Germans joyfully welcomed the re-opening of its first businesses on Monday after four months of lockdown.
“I think it’s wonderful. I think it’s really wonderful,” said Isabella Mewes, who lives in the German town of Erding.
Erding has a 7-day infection rate below 50 and can therefore re-open its shops, a move that has pleased many of its citizens.
“My jacket has been broken for such a long time and now I will try to find a shops where I can buy a new one, and I am looking forward to it,” Mewes said, with a big smile on her face.
“Thank God shops are open again. You can clearly tell: parking lots are full, people are in the shops. It’s all positive,” said Alexander Scheufler, while holding an ice-cream in his hand.
Under the country’s new five-stage plan, up to five people from two households will be allowed to meet, with children under 14 exempt.
Retailers can reopen provided case numbers are below 50 cases per 100,000 people over seven days in the relevant region.
If the metric rises above 100 on three consecutive days, the emergency brake will take effect and restrictions revert to those in force before March 8.
Later stages will see restaurant terraces open, and museums, theatres and cinemas reopening for people who can present a recent negative test result. Finally, open-air events with up to 50 people will be allowed, and contact sports inside.

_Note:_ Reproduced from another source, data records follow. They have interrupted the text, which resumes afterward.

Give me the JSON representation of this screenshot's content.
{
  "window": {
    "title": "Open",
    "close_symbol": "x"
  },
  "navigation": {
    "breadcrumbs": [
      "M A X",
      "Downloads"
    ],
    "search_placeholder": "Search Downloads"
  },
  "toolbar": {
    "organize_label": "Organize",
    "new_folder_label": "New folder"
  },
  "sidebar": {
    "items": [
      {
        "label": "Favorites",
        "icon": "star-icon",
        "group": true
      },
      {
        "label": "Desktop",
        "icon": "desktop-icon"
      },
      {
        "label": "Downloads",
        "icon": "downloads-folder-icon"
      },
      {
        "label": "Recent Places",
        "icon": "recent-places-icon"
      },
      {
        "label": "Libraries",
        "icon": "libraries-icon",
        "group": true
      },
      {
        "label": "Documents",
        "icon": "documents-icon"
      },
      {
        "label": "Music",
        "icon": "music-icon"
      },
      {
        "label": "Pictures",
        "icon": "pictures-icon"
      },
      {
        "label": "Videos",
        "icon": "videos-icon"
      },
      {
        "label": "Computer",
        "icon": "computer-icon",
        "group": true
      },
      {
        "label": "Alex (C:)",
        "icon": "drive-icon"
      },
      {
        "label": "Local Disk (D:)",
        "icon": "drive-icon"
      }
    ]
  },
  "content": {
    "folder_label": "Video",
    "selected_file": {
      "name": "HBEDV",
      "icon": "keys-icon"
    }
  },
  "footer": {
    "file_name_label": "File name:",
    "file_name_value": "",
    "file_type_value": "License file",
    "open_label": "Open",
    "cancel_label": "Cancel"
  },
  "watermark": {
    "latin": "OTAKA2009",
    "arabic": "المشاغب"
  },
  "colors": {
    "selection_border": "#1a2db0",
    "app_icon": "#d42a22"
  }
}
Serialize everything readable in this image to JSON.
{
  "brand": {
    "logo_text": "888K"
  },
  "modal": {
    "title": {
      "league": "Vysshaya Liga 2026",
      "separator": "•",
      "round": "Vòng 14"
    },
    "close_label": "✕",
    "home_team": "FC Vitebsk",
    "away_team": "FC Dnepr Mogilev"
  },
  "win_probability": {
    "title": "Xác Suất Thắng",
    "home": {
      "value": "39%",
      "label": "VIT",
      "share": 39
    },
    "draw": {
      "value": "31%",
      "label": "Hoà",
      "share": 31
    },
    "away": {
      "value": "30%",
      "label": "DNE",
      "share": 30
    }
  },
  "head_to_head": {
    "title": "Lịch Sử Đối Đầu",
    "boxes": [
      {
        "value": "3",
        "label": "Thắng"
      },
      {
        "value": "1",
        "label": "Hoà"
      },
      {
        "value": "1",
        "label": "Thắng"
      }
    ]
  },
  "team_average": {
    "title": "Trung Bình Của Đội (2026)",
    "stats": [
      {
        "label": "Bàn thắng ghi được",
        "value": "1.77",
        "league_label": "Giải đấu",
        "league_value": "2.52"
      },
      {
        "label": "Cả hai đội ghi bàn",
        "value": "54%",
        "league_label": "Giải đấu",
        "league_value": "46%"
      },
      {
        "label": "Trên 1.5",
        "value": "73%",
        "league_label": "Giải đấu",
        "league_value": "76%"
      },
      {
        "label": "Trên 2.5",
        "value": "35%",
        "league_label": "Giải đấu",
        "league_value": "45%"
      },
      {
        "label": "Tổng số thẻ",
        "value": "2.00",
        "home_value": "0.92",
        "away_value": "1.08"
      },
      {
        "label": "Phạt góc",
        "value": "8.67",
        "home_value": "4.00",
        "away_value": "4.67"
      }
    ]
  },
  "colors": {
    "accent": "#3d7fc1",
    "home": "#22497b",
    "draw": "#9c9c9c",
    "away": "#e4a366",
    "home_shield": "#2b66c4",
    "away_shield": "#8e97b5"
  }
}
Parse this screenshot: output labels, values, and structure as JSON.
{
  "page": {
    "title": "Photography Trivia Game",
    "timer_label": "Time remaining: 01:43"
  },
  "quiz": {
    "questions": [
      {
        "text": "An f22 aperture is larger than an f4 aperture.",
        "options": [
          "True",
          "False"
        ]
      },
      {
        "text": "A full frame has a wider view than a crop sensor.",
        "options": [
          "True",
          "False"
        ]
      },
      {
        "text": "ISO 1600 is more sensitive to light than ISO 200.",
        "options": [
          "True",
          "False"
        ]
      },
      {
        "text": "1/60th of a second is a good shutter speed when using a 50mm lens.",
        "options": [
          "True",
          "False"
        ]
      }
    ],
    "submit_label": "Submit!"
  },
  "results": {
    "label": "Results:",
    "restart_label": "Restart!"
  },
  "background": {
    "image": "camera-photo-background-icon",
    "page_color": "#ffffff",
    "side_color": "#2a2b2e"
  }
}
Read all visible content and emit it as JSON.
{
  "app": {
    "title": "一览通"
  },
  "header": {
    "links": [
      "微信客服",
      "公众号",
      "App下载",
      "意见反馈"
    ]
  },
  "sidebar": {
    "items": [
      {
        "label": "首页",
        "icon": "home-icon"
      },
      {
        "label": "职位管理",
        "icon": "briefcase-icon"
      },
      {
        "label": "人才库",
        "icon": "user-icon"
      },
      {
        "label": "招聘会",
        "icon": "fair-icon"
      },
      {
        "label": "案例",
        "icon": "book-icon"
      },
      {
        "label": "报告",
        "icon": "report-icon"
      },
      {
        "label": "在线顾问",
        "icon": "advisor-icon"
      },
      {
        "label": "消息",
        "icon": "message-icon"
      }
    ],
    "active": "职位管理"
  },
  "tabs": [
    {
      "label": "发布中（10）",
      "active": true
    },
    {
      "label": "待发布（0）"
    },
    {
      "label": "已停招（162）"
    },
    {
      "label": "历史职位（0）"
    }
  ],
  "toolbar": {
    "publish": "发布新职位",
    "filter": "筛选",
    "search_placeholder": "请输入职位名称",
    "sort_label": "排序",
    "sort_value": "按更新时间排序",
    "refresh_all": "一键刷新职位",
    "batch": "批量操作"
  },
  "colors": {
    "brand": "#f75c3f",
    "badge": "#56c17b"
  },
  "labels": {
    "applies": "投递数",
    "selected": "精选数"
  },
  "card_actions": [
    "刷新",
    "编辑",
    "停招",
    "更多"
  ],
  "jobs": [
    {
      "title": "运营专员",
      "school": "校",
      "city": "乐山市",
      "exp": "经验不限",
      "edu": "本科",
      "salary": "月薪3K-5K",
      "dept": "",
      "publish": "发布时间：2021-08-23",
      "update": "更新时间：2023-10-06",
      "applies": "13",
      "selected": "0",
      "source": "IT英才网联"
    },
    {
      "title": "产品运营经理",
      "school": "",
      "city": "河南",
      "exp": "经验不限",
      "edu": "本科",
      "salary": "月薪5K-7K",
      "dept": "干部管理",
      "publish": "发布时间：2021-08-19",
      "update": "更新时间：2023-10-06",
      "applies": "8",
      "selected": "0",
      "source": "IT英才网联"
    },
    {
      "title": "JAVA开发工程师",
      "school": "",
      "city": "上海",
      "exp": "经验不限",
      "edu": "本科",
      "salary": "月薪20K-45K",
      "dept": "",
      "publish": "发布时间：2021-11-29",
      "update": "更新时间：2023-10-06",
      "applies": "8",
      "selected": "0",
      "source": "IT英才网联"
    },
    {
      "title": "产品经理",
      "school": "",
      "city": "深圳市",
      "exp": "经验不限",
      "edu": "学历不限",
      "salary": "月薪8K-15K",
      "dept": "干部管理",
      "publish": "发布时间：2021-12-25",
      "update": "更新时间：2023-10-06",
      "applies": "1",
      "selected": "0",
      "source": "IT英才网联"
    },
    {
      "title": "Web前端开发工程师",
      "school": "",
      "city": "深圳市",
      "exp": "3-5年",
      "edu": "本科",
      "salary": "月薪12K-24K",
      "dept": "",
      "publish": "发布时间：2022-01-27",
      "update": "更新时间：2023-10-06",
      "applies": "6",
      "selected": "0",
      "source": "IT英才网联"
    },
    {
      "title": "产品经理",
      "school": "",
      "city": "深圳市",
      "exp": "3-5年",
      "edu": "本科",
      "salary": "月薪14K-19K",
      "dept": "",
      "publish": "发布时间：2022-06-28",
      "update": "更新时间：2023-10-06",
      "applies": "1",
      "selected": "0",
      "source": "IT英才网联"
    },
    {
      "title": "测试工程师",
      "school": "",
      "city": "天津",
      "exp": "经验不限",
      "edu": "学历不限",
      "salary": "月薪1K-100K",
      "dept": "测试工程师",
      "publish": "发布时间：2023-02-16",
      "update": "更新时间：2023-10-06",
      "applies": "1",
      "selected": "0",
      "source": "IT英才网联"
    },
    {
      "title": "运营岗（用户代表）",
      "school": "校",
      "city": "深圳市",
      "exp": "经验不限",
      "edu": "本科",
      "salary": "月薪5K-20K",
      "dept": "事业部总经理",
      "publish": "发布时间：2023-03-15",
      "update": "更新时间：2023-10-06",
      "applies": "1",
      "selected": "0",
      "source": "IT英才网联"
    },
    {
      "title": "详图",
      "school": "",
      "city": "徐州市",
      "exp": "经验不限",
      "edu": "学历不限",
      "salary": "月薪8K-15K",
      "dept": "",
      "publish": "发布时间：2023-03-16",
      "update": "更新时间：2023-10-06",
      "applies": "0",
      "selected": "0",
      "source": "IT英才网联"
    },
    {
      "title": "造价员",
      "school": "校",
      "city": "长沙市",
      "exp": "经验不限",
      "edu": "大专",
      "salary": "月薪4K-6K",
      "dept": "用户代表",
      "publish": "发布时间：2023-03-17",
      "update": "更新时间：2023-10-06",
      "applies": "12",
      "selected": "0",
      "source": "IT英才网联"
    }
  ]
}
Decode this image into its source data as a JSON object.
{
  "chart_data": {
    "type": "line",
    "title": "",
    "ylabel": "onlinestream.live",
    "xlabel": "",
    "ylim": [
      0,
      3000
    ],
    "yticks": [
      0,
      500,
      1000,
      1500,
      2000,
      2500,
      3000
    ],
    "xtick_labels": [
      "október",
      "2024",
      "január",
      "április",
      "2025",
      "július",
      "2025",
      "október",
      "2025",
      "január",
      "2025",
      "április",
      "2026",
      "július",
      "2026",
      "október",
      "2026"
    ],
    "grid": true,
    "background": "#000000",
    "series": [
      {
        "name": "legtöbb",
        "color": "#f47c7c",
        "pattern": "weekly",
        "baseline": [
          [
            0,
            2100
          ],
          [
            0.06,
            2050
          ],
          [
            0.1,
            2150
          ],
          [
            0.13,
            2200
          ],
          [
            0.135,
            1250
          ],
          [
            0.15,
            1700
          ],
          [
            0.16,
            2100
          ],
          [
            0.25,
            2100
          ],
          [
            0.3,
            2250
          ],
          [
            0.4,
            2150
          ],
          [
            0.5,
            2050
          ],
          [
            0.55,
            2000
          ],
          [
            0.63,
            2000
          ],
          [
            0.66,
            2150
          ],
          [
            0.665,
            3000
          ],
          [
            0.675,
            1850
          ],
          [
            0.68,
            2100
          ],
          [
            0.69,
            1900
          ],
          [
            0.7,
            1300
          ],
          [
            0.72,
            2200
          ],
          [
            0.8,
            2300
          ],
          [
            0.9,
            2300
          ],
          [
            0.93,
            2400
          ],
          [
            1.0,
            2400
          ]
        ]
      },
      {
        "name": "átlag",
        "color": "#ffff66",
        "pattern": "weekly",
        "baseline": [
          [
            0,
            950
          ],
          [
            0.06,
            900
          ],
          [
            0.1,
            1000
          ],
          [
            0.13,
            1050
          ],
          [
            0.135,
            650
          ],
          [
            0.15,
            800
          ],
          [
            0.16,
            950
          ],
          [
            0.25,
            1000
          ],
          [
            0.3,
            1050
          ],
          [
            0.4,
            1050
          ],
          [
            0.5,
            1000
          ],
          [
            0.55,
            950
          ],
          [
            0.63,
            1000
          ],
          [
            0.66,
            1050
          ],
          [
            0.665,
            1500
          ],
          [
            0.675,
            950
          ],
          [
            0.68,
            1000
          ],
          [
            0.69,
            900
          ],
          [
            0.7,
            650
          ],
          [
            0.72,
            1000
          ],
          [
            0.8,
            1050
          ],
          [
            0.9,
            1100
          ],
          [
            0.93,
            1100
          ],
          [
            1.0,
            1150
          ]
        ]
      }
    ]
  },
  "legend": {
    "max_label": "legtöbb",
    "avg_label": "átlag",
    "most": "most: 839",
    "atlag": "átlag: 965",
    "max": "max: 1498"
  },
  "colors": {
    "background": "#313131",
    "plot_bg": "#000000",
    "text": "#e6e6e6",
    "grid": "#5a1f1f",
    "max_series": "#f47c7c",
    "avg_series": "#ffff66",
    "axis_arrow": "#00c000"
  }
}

In addition to that, the government will pay for all asymptomatic citizens to have a quick coronavirus test at least once a week. German Chancellor Angela Merkel and state leaders will discuss further steps on March 22.